THE 28: #20, SUNSET BOULEVARD (1950)
William Holden: Joe Gillis
Gloria Swanson: Norma Desmond
Erich von Stoheim: Max Von Mayerling
Screenplay by Billy Wilder & Charles Brackett & D.M. Marshmann, Jr.
Directed by Billy Wilder
Some of the best movies are the ones about movies. THE PLAYER, THE STUNTMAN, THE PLAYER, ARGO, BOWFINGER, and TROPIC THUNDER are just a small sampling of films about Hollywood and the film industry. The best of these remains Billy Wilder's dark, unsettling SUNSET BOULEVARD, a movie about a faded silent film star looking to stage a comeback. As Norma Desmond, the forgotten star of silent cinema replaced by talkes, Gloria Swanson gives one of the grand performances of American movies.
The core of the story is the relationship between Norma and a screenwriter some 20 years younger than her, Joe Gillis (William Holden). He is dead broke when Norma asks him to stay at her estate and work on a screenplay that will serve as her comeback. Soon, he becomes a kept man. He accepts gifts from her such as a cigarette case, a watch, and expensive suits. Joe comes to accept this lifestyle because it is better than the alternative. Also living at Norma's estate is her ex-husband and director of many of her films, Max Von Mayerling. Out of work, too, Max has become Norma's butler. This one of the oddest love triangles you'll see in a movie.
Norma is a woman who casts over the men in her life. Certainly, Max is still under it if he's willing to serve as her butler while she woos a much younger man. Joe allows himself to be a gigolo in exchange for a life of luxury and develops an odd affection for her. He develops a friendship with a screenwriter named Betty and the two sneak off to write a project. When Betty falls in love, Joe rejects her. He is prepared to make this life permanent.
What makes SUNSET BOULEVARD all the more compelling is the willingness of director Billy Wilder (one of the best ever) to have film legends play themselves. Cecil B. DeMille pops up. Buster Keaton, Anna Q. Nillson, and H.B. Warner come over for a game of cards. Even Max is portrayed by Erich von Stroheim, a noted director of the silent era who directed Gloria Swanson in "Queen Kelly." Swanson was a major star of the silent cinema, which adds another layer of realness to the proceedings. Wilder's pictures always had brilliant dialogue and this one is no different. The lines have a cut to them, even a cruelty. Joe says of Norma, "Poor devil. Still waving to a parade which had long since passed by." This movie has a lot to say about how quickly we discard those we call stars and how lonely that life can be.
The whole movie hinges on Swanson's performance. It's big, broad, and audacious. Perhaps this choice is meant to suggest Norma herself is a character to be played. She's not a real person anymore. The fun is watching this movie is the way Gloria Swanson owns the screen. Norma is 50 in the movie (Swanson was 53 when she played her), but there is a sense she is to be seen as even older, an ancient relic of dead era no one cares about anymore.

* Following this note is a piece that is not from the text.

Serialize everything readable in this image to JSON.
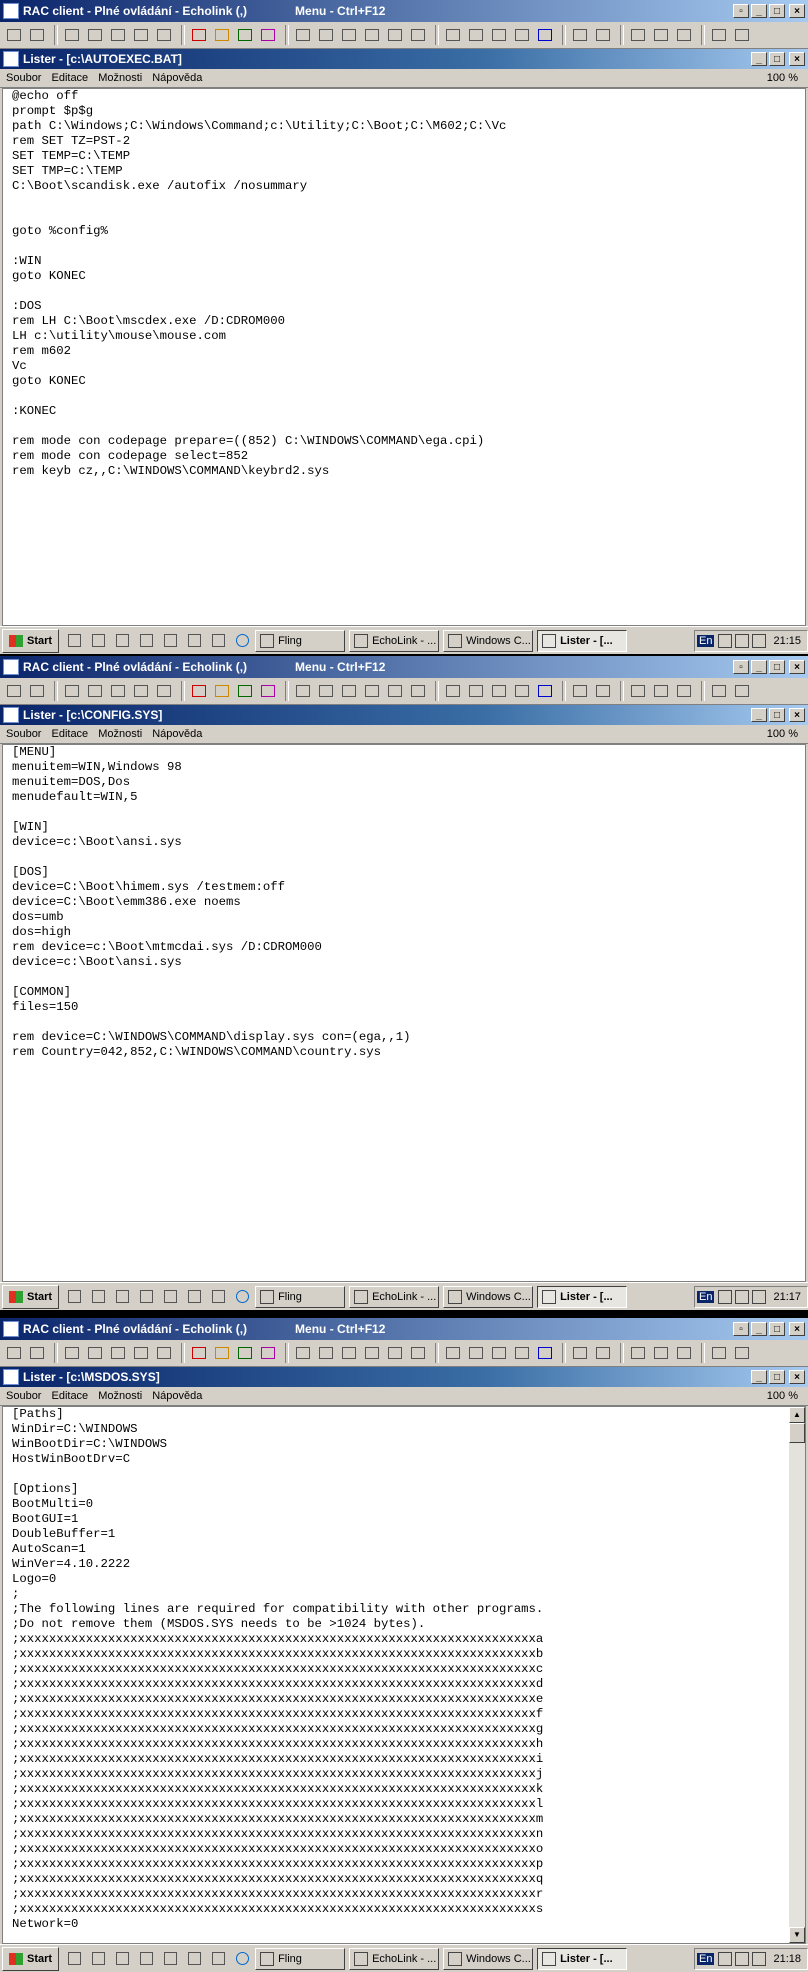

In 1998, I taught a film class at a small college. I carefully selected which movies I wanted to screen. We watched CITIZEN KANE, SOME LIKE IT HOT, THE SHOOTIST, and E.T. They admired CITIZEN KANE as a piece of history, but it left them cold. They couldn't connect. They enjoyed SOME LIKE IT HOT, especially Jack Lemmon's performance. We also watched SUNSET BOULEVARD because no one in the class was familiar with it. I worried it, too, might leave them a little underwhelmed, like KANE. The vast majority of those students were blown away.
If you've never seen SUNSET BOULEVARD, or, it's been years since your last viewing, it's streaming on Netflix.